Prof. David Voas post ‘Religious Census, 2011: What Happened to the Christians (Part II)’ includes (says BRIN) the hugely important estimate that the overwhelming explanation for the net fall of 4,100,000 Christians between 2001 and 2011 lies in the net ‘defection’ of 3,900,000 persons who were described as Christians in 2001 but not so in 2011, cohort replacement and immigration combined only yielding a net loss of 200,000 Christians during the decade. This process of defection is strongly age-related; the younger the respondents, the more likely they are to have moved away from self-identification as Christians.
David Voas states that:-

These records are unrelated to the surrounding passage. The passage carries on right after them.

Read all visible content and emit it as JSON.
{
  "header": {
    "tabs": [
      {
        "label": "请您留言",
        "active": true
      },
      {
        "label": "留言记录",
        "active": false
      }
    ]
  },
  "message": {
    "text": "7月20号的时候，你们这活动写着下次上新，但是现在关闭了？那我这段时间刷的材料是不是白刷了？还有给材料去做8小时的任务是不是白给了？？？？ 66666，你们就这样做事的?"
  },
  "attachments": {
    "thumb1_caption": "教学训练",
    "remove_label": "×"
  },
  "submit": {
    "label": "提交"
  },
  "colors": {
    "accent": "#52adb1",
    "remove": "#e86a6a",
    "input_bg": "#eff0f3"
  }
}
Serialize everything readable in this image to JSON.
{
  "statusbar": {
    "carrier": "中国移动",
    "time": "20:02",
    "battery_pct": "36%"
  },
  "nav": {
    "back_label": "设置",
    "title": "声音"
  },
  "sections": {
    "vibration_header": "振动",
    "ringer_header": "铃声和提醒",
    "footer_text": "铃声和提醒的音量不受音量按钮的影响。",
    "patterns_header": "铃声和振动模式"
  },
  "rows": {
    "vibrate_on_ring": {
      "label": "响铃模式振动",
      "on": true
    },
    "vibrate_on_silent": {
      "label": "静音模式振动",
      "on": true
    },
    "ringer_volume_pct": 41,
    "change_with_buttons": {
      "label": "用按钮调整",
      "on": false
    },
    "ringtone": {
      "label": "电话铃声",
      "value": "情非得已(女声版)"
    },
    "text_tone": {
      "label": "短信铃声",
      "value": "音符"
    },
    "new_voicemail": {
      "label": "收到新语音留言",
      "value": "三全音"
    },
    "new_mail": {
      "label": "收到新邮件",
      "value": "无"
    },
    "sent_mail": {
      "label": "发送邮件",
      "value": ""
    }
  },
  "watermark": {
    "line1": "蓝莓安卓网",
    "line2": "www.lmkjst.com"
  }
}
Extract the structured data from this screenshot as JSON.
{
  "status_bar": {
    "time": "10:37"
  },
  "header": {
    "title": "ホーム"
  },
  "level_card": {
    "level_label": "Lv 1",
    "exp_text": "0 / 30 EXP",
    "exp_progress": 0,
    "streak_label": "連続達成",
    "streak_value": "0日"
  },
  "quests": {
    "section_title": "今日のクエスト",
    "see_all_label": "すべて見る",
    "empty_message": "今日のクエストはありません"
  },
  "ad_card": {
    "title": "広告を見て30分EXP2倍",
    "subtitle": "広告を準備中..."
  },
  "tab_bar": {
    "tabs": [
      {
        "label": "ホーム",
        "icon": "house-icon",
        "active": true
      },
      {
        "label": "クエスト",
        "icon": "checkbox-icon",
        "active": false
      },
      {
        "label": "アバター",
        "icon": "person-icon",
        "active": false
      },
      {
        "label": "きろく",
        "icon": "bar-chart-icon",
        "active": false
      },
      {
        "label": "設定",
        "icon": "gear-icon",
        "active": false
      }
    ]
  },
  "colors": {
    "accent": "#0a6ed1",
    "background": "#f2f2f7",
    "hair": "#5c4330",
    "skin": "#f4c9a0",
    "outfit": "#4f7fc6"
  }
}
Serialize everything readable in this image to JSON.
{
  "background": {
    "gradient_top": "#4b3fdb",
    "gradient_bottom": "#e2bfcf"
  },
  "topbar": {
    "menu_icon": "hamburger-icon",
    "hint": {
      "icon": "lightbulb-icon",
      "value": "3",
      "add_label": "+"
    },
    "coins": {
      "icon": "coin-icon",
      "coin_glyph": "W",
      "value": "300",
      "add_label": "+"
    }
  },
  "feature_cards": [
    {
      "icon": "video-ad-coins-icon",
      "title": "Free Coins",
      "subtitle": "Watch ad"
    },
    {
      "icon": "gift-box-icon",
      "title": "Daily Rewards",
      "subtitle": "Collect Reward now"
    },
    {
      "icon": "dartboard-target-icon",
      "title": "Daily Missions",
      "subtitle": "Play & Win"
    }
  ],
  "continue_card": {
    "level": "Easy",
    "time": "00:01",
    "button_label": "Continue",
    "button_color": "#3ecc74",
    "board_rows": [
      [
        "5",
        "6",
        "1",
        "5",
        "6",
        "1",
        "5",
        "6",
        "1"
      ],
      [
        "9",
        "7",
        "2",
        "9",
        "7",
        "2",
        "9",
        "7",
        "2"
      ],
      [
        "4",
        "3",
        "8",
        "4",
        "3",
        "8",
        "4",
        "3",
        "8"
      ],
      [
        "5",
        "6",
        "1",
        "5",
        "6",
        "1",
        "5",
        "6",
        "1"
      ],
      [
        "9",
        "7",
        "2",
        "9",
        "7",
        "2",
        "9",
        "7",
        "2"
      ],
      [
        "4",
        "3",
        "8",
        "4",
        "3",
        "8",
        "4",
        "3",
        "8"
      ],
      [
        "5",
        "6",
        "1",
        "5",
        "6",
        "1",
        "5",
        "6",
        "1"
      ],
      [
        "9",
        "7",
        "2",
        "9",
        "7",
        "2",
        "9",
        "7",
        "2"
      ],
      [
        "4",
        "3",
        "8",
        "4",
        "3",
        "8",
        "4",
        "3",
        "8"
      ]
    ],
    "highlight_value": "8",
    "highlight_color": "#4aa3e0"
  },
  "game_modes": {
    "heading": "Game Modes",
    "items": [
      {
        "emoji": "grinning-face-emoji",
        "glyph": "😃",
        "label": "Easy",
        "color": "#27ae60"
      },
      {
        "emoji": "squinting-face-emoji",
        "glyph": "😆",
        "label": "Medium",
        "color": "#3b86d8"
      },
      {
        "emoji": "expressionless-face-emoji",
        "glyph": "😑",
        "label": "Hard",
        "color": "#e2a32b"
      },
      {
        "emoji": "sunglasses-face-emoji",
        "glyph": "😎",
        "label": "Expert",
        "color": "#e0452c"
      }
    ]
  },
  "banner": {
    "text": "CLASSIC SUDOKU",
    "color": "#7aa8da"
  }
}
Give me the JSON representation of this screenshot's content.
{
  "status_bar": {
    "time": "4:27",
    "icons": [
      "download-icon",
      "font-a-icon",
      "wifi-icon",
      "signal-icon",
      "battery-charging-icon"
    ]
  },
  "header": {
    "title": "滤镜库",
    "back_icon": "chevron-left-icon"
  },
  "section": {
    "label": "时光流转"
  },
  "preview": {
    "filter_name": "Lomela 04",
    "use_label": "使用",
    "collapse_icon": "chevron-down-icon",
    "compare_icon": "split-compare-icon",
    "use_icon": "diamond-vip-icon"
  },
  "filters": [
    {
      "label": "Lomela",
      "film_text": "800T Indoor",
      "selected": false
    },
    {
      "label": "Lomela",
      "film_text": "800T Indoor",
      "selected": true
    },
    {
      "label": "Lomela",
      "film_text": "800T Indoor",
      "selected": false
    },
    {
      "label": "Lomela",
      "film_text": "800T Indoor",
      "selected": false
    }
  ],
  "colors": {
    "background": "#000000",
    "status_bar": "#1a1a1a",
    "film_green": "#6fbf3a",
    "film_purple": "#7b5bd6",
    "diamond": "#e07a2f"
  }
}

'... the pattern by age is very similar in the two years. Parents answer the census questions for their children, and unsurprisingly children around age 10 are described as Christian with about the same frequency as their parents (approximately age 40). Many people are not inclined to ascribe a religious affiliation to infants or very young children, and conversely adolescents aged 15-19 are starting to demonstrate their independence: these two factors produce the characteristic hump in the reported affiliation of children. Thereafter one finds the typical generational profile of religious belonging, and affiliation rises steadily from young adults to the elderly.'
'Although the shapes of the graphs are much the same in 2001 and 2011, the levels are remarkably different. Excluding minorities, more than three quarters of people aged 20-24 were labelled Christian in 2001; in 2011 the proportion in that age group was only one half. The gap narrows as age rises, however.'
David Voas also says that:-
'If for the moment we ignore immigration, the groups aged 10-14, 15-19, 20-24, etc. in 2001 correspond to those aged 20-24, 25-29, 30-34, etc. in 2011. We can calculate the amount of drift away from Christian affiliation within each cohort, as shown in the graph above. The first two cohorts consist of children who for the most part would have been ascribed a religious affiliation by their parents in 2001; the very high level of apparent defection is no great surprise. The change among young adults is very striking, however. Of people in their 20s and early 30s in 2001 who called themselves Christian, a quarter no longer did so in 2011.'
David Voas talks about The effect of immigration:-
'These figures are all the more remarkable because they underestimate the amount of drift away from Christian self-identification among people born in the UK (or present in the country in 2001). The population in 2011 includes immigrants who would not have been counted in 2001. The non-Christians have been excluded, as explained above, but many immigrants are Christian and relatively few describe themselves as having no religion. The number of Christians born in the UK declined from 35.0 million in 2001 to 29.7 million in 2011. Over the same period, the number of Christians born outside the country increased from 2.3 to 3.6 million. In consequence, the total number of Christians dropped by just 11%, although the number of native-born Christians fell by 15%.
Immigrants are disproportionately young adults. Of people aged 25-34 in 2011, fully one quarter were born outside the UK. All of those individuals who did not self-identify with a minority religion are included in the figures used above. Some would also have been present in 2001, and some will be counted as having no religion or religion not stated, but a high proportion will be Christian. The defection from Christian affiliation between 2001 and 2011 is therefore underestimated in the graphs above, particularly among young adults, because it is offset by an infusion of Christian immigrants.
One caveat should be added for the sake of completeness. This analysis assumes that the numbers of people describing themselves as having no religion, or not answering the question, have not been substantially inflated between 2001 and 2011 by people of non-Christian heritage. Further checks can be done in due course, but for the moment these results seem reliable.'